  • The annual Williamson Lectureship, planned for April 2-4, 2020 in Portales NM, has been postponed, likely to September 2020.
  • Norwescon 43 in Seattle WA, scheduled April 9-12, 2020 has been cancelled.
  • The 36th L. Ron Hubbard Writers and Illustrators of the Future workshops, and the gala event scheduled for April 3, 2020 in Hollywood CA, will be postponed until later this year.
  • StokerCon 2020 in Scarborough, UK, planned for April 16-19, 2020, is “exploring all options to postpone the convention until later in the year.”
  • Swancon, scheduled for April 25-27, 2020 in Perth, Australia, has been canceled.
  • The Edgar Awards banquet and symposium, planned for April 30, 2020 in New York, has been cancelled.
  • The Bay Area Book Festival, scheduled for May 2-3, 2020 in Berkeley CA, is skipping this year, and will next be held May 1-2, 2021.

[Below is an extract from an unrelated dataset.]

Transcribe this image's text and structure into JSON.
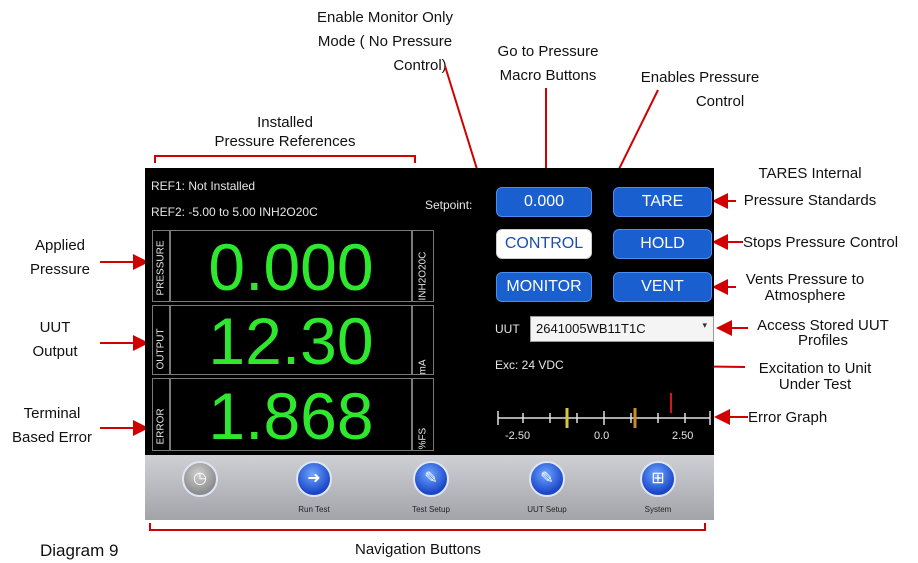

Smaller events have also been canceled, like March “SF by the Bay” programs at the San Francisco Public Library, the March Writers with Drinks reading in San Francisco, and the March Fantastic Fiction at KGB reading in New York.

Many events (mostly those planned for later in the year) are still scheduled, including Book Expo in New York (May 27-29, 2020); the SFWA Nebula Conference in Woodland Hills CA (May 28-31, 2020); the Locus Awards Weekend in Seattle WA (June 26-28, 2020); and CoNZealand, the 78th World Science Fiction Convention in Wellington, New Zealand (July 29 – August 2, 2020).

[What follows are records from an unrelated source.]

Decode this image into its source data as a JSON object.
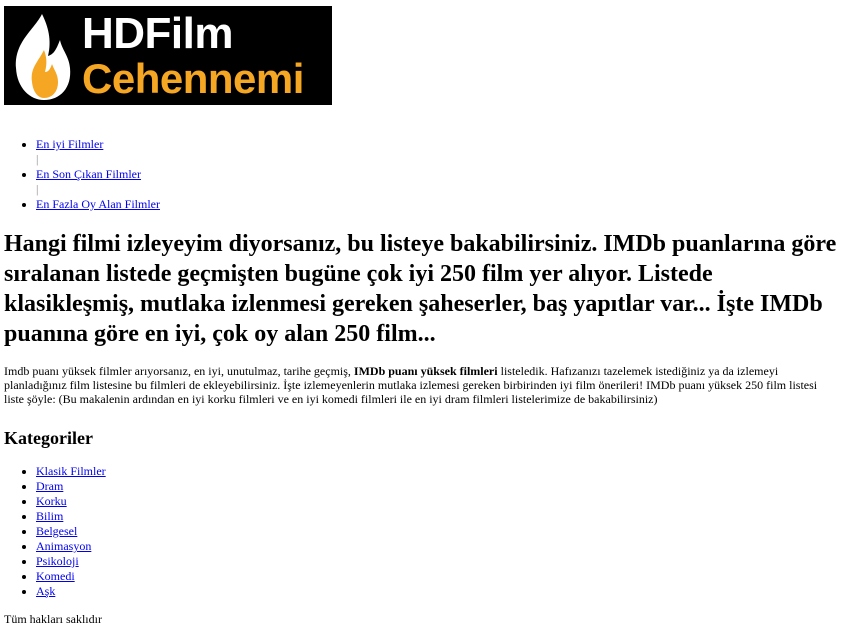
{
  "header": {
    "logo": {
      "line1": "HDFilm",
      "line2": "Cehennemi",
      "accent_color": "#f5a623",
      "icon": "flame-icon"
    }
  },
  "nav": {
    "items": [
      {
        "label": "En iyi Filmler"
      },
      {
        "label": "En Son Çıkan Filmler"
      },
      {
        "label": "En Fazla Oy Alan Filmler"
      }
    ],
    "separator": "|"
  },
  "main": {
    "headline": "Hangi filmi izleyeyim diyorsanız, bu listeye bakabilirsiniz. IMDb puanlarına göre sıralanan listede geçmişten bugüne çok iyi 250 film yer alıyor. Listede klasikleşmiş, mutlaka izlenmesi gereken şaheserler, baş yapıtlar var... İşte IMDb puanına göre en iyi, çok oy alan 250 film...",
    "intro_before": "Imdb puanı yüksek filmler arıyorsanız, en iyi, unutulmaz, tarihe geçmiş, ",
    "intro_bold": "IMDb puanı yüksek filmleri",
    "intro_after": " listeledik. Hafızanızı tazelemek istediğiniz ya da izlemeyi planladığınız film listesine bu filmleri de ekleyebilirsiniz. İşte izlemeyenlerin mutlaka izlemesi gereken birbirinden iyi film önerileri! IMDb puanı yüksek 250 film listesi liste şöyle: (Bu makalenin ardından en iyi korku filmleri ve en iyi komedi filmleri ile en iyi dram filmleri listelerimize de bakabilirsiniz)"
  },
  "categories": {
    "title": "Kategoriler",
    "items": [
      {
        "label": "Klasik Filmler"
      },
      {
        "label": "Dram"
      },
      {
        "label": "Korku"
      },
      {
        "label": "Bilim"
      },
      {
        "label": "Belgesel"
      },
      {
        "label": "Animasyon"
      },
      {
        "label": "Psikoloji"
      },
      {
        "label": "Komedi"
      },
      {
        "label": "Aşk"
      }
    ]
  },
  "footer": {
    "text": "Tüm hakları saklıdır"
  }
}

We will update as new information comes to light. If you have information about cancellations, please write to locus@locusmag.com.

Vernor Vinge is the winner of the 2020 Robert A. Heinlein Award, given for “outstanding published works in science fiction and technical writings that inspire the human exploration of space,” recognizing his body of work, including nine novels, more than 24 short stories, and many non-fiction articles. The award is administered by the Baltimore Science Fiction Society (BSFS).

The winner was chosen by a committee of SF authors chaired by Michael F. Flynn, and will receive a plaque, a sterling silver medallion, and two lapel pins, all featuring the likeness of Robert A. Heinlein. The award will be presented May 22, 2020 at the Renaissance Harborplace Hotel in Baltimore MD during the opening ceremonies of Balticon 54.


Author and editor Christopher Tolkien, 95, son and literary executor of J.R.R. Tolkien, died January 15, 2020 in Provence, France. Tolkien dedicated his life to his father’s work, editing and shepherding into print more than a score of the elder Tolkien’s books. He organized and edited the The Silmarillion (1977), Unfinished Tales (1980), and the 12 volumes of The History of Middle-earth (1983), along with The Children of Húrin (2007), The Legend of Sigurd and Gudrún (2009), The Fall of Arthur (2013), Beowulf: A Translation and Commentary (2014), Beren and Lúthien (2017), and The Fall of Gondolin (2018). He was chairman of the Tolkien Estate, Ltd. and a trustee of the Tolkien Charitable Trust. He also drew the iconic map of Middle-earth included in the 1954 edition of The Lord of the Rings, and the updated 1970s version. He retired as director of the estate in 2017.

Christopher John Reuel Tolkien was born November 21, 1924 in Leeds, England. He served in the Royal Air Force during World War II. Afterwards, he received a degree in English from Trinity College and later was a lecturer and tutor at New College, Oxford. Tolkien received the 2017 Bodley Medal in part for his work editing the unpublished texts of his father. The medal was given by the Bodleian Libraries at Oxford University, where the Tolkien Archive has been housed since 1973.

Tolkien was to married to Faith Faulconbridge from 1951-1967 and they had one child, Simon. He remarried the same year to Baillie Klass, with whom he had two children, Adam and Rachel. Tolkien eventually moved with his family to France and became a citizen there. He is survived by his wife, sister Priscilla, and three children.